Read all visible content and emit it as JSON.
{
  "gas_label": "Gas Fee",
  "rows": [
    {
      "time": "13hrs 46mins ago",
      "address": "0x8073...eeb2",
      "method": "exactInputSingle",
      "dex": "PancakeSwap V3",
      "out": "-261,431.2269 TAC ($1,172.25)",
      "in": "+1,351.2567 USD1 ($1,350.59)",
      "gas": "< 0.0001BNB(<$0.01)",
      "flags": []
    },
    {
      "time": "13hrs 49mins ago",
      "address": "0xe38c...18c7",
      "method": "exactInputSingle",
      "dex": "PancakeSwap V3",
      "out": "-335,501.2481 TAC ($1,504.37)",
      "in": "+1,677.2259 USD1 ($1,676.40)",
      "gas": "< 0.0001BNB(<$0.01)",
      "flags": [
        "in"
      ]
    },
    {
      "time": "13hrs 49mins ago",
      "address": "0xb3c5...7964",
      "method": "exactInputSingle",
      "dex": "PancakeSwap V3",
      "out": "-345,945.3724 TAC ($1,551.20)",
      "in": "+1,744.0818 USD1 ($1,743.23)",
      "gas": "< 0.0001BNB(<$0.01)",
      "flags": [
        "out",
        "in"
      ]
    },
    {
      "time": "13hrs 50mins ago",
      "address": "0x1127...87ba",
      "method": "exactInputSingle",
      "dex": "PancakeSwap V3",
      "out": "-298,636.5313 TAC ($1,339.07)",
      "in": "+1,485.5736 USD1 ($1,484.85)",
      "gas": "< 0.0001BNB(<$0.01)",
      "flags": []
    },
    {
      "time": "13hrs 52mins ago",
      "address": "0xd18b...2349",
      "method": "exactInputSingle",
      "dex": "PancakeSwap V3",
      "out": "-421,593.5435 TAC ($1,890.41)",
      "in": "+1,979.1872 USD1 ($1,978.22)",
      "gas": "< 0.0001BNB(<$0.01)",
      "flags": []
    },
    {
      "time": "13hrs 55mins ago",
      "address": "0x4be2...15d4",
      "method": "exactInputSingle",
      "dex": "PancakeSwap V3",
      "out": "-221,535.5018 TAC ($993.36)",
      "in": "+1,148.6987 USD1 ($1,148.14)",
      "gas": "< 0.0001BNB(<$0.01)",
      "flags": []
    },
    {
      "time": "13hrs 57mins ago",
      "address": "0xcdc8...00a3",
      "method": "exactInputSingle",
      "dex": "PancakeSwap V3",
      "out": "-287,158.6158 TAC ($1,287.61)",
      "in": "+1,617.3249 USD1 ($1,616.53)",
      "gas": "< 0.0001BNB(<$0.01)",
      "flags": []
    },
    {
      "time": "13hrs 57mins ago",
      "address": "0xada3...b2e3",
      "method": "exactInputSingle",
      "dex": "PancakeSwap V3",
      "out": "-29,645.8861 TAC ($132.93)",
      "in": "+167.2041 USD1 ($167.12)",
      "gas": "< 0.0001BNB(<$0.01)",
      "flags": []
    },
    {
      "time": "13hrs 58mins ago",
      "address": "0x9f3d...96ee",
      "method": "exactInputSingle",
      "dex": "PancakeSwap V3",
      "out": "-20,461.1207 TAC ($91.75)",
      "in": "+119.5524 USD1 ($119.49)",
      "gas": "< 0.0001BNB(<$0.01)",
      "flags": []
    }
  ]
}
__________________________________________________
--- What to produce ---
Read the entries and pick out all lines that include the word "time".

--- Your response ---
      "time": "13hrs 46mins ago",
      "time": "13hrs 49mins ago",
      "time": "13hrs 49mins ago",
      "time": "13hrs 50mins ago",
      "time": "13hrs 52mins ago",
      "time": "13hrs 55mins ago",
      "time": "13hrs 57mins ago",
      "time": "13hrs 57mins ago",
      "time": "13hrs 58mins ago",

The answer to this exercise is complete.